(SUPPLIED DATA)

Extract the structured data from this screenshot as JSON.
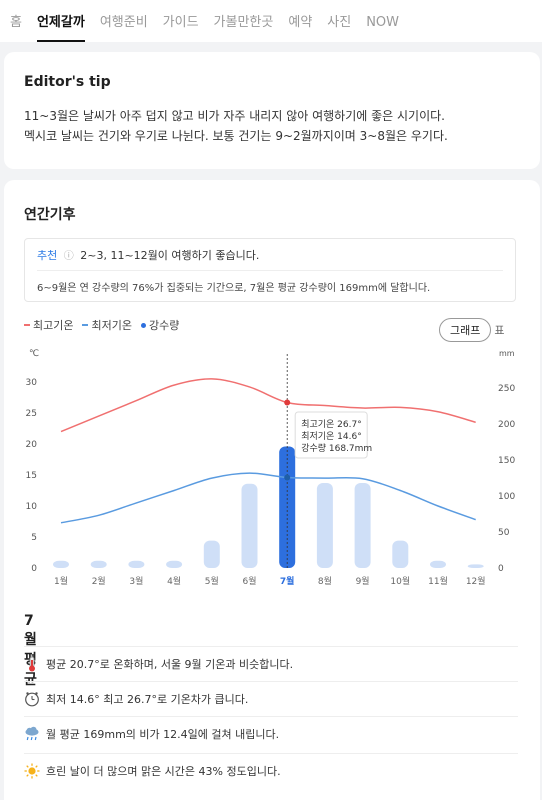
{
  "tabs": [
    "홈",
    "언제갈까",
    "여행준비",
    "가이드",
    "가볼만한곳",
    "예약",
    "사진",
    "NOW"
  ],
  "editor_tip": {
    "title": "Editor's tip",
    "lines": [
      "11~3월은 날씨가 아주 덥지 않고 비가 자주 내리지 않아 여행하기에 좋은 시기이다.",
      "멕시코 날씨는 건기와 우기로 나뉜다. 보통 건기는 9~2월까지이며 3~8월은 우기다."
    ]
  },
  "climate": {
    "title": "연간기후",
    "recommend_label": "추천",
    "recommend_text": "2~3, 11~12월이 여행하기 좋습니다.",
    "note": "6~9월은 연 강수량의 76%가 집중되는 기간으로, 7월은 평균 강수량이 169mm에 달합니다.",
    "legend": [
      "최고기온",
      "최저기온",
      "강수량"
    ],
    "toggle": {
      "graph": "그래프",
      "table": "표"
    },
    "colors": {
      "high": "#f07070",
      "low": "#5a9be0",
      "rain": "#cfdff7",
      "rain_selected": "#2d6fde"
    }
  },
  "chart_data": {
    "type": "line",
    "categories": [
      "1월",
      "2월",
      "3월",
      "4월",
      "5월",
      "6월",
      "7월",
      "8월",
      "9월",
      "10월",
      "11월",
      "12월"
    ],
    "series": [
      {
        "name": "최고기온",
        "values": [
          22,
          24.5,
          27,
          29.5,
          30.5,
          29.2,
          26.7,
          26.2,
          25.8,
          25.9,
          25.2,
          23.5
        ]
      },
      {
        "name": "최저기온",
        "values": [
          7.3,
          8.5,
          10.5,
          12.5,
          14.5,
          15.3,
          14.6,
          14.5,
          14.4,
          12.5,
          10,
          7.8
        ]
      },
      {
        "name": "강수량",
        "values": [
          10,
          10,
          10,
          10,
          38,
          117,
          168.7,
          118,
          118,
          38,
          10,
          5
        ]
      }
    ],
    "y_left": {
      "unit": "℃",
      "ticks": [
        0,
        5,
        10,
        15,
        20,
        25,
        30
      ],
      "range": [
        0,
        35
      ]
    },
    "y_right": {
      "unit": "mm",
      "ticks": [
        0,
        50,
        100,
        150,
        200,
        250
      ],
      "range": [
        0,
        292
      ]
    },
    "selected_month": "7월",
    "tooltip": [
      "최고기온 26.7°",
      "최저기온 14.6°",
      "강수량 168.7mm"
    ]
  },
  "average": {
    "title": "7월 평균",
    "rows": [
      {
        "icon": "thermometer-icon",
        "text": "평균 20.7°로 온화하며, 서울 9월 기온과 비슷합니다."
      },
      {
        "icon": "clock-icon",
        "text": "최저 14.6° 최고 26.7°로 기온차가 큽니다."
      },
      {
        "icon": "rain-cloud-icon",
        "text": "월 평균 169mm의 비가 12.4일에 걸쳐 내립니다."
      },
      {
        "icon": "sun-icon",
        "text": "흐린 날이 더 많으며 맑은 시간은 43% 정도입니다."
      }
    ]
  }
}
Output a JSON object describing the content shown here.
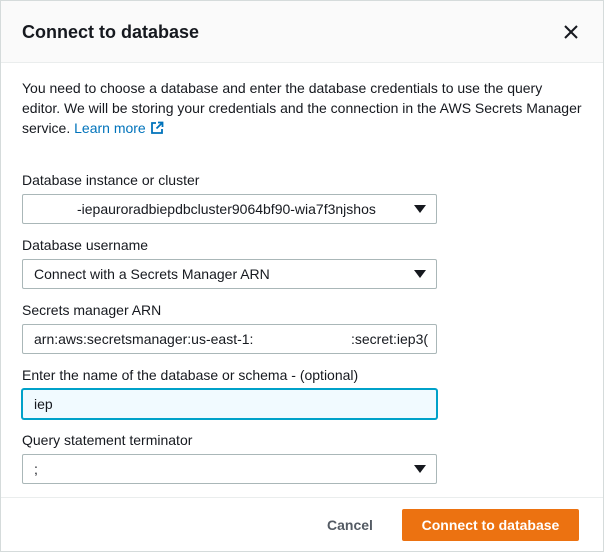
{
  "dialog": {
    "title": "Connect to database",
    "description": "You need to choose a database and enter the database credentials to use the query editor. We will be storing your credentials and the connection in the AWS Secrets Manager service.",
    "learn_more": "Learn more"
  },
  "form": {
    "instance": {
      "label": "Database instance or cluster",
      "value": "-iepauroradbiepdbcluster9064bf90-wia7f3njshos"
    },
    "username": {
      "label": "Database username",
      "value": "Connect with a Secrets Manager ARN"
    },
    "arn": {
      "label": "Secrets manager ARN",
      "value_prefix": "arn:aws:secretsmanager:us-east-1:",
      "value_suffix": ":secret:iep3("
    },
    "schema": {
      "label": "Enter the name of the database or schema - (optional)",
      "value": "iep"
    },
    "terminator": {
      "label": "Query statement terminator",
      "value": ";"
    }
  },
  "footer": {
    "cancel_label": "Cancel",
    "connect_label": "Connect to database"
  },
  "colors": {
    "primary_button": "#ec7211",
    "link": "#0073bb",
    "focus_border": "#00a1c9"
  },
  "icons": {
    "close": "close-icon",
    "external_link": "external-link-icon",
    "dropdown": "caret-down-icon"
  }
}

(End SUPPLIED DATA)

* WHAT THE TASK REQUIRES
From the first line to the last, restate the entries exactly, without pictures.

* THE COMPLETED TASK
Extract the structured data from this screenshot as JSON.
{
  "tabs": [
    "홈",
    "언제갈까",
    "여행준비",
    "가이드",
    "가볼만한곳",
    "예약",
    "사진",
    "NOW"
  ],
  "editor_tip": {
    "title": "Editor's tip",
    "lines": [
      "11~3월은 날씨가 아주 덥지 않고 비가 자주 내리지 않아 여행하기에 좋은 시기이다.",
      "멕시코 날씨는 건기와 우기로 나뉜다. 보통 건기는 9~2월까지이며 3~8월은 우기다."
    ]
  },
  "climate": {
    "title": "연간기후",
    "recommend_label": "추천",
    "recommend_text": "2~3, 11~12월이 여행하기 좋습니다.",
    "note": "6~9월은 연 강수량의 76%가 집중되는 기간으로, 7월은 평균 강수량이 169mm에 달합니다.",
    "legend": [
      "최고기온",
      "최저기온",
      "강수량"
    ],
    "toggle": {
      "graph": "그래프",
      "table": "표"
    },
    "colors": {
      "high": "#f07070",
      "low": "#5a9be0",
      "rain": "#cfdff7",
      "rain_selected": "#2d6fde"
    }
  },
  "chart_data": {
    "type": "line",
    "categories": [
      "1월",
      "2월",
      "3월",
      "4월",
      "5월",
      "6월",
      "7월",
      "8월",
      "9월",
      "10월",
      "11월",
      "12월"
    ],
    "series": [
      {
        "name": "최고기온",
        "values": [
          22,
          24.5,
          27,
          29.5,
          30.5,
          29.2,
          26.7,
          26.2,
          25.8,
          25.9,
          25.2,
          23.5
        ]
      },
      {
        "name": "최저기온",
        "values": [
          7.3,
          8.5,
          10.5,
          12.5,
          14.5,
          15.3,
          14.6,
          14.5,
          14.4,
          12.5,
          10,
          7.8
        ]
      },
      {
        "name": "강수량",
        "values": [
          10,
          10,
          10,
          10,
          38,
          117,
          168.7,
          118,
          118,
          38,
          10,
          5
        ]
      }
    ],
    "y_left": {
      "unit": "℃",
      "ticks": [
        0,
        5,
        10,
        15,
        20,
        25,
        30
      ],
      "range": [
        0,
        35
      ]
    },
    "y_right": {
      "unit": "mm",
      "ticks": [
        0,
        50,
        100,
        150,
        200,
        250
      ],
      "range": [
        0,
        292
      ]
    },
    "selected_month": "7월",
    "tooltip": [
      "최고기온 26.7°",
      "최저기온 14.6°",
      "강수량 168.7mm"
    ]
  },
  "average": {
    "title": "7월 평균",
    "rows": [
      {
        "icon": "thermometer-icon",
        "text": "평균 20.7°로 온화하며, 서울 9월 기온과 비슷합니다."
      },
      {
        "icon": "clock-icon",
        "text": "최저 14.6° 최고 26.7°로 기온차가 큽니다."
      },
      {
        "icon": "rain-cloud-icon",
        "text": "월 평균 169mm의 비가 12.4일에 걸쳐 내립니다."
      },
      {
        "icon": "sun-icon",
        "text": "흐린 날이 더 많으며 맑은 시간은 43% 정도입니다."
      }
    ]
  }
}
Output a JSON object describing the content shown here.
{
  "dialog": {
    "title": "Connect to database",
    "description": "You need to choose a database and enter the database credentials to use the query editor. We will be storing your credentials and the connection in the AWS Secrets Manager service.",
    "learn_more": "Learn more"
  },
  "form": {
    "instance": {
      "label": "Database instance or cluster",
      "value": "-iepauroradbiepdbcluster9064bf90-wia7f3njshos"
    },
    "username": {
      "label": "Database username",
      "value": "Connect with a Secrets Manager ARN"
    },
    "arn": {
      "label": "Secrets manager ARN",
      "value_prefix": "arn:aws:secretsmanager:us-east-1:",
      "value_suffix": ":secret:iep3("
    },
    "schema": {
      "label": "Enter the name of the database or schema - (optional)",
      "value": "iep"
    },
    "terminator": {
      "label": "Query statement terminator",
      "value": ";"
    }
  },
  "footer": {
    "cancel_label": "Cancel",
    "connect_label": "Connect to database"
  },
  "colors": {
    "primary_button": "#ec7211",
    "link": "#0073bb",
    "focus_border": "#00a1c9"
  },
  "icons": {
    "close": "close-icon",
    "external_link": "external-link-icon",
    "dropdown": "caret-down-icon"
  }
}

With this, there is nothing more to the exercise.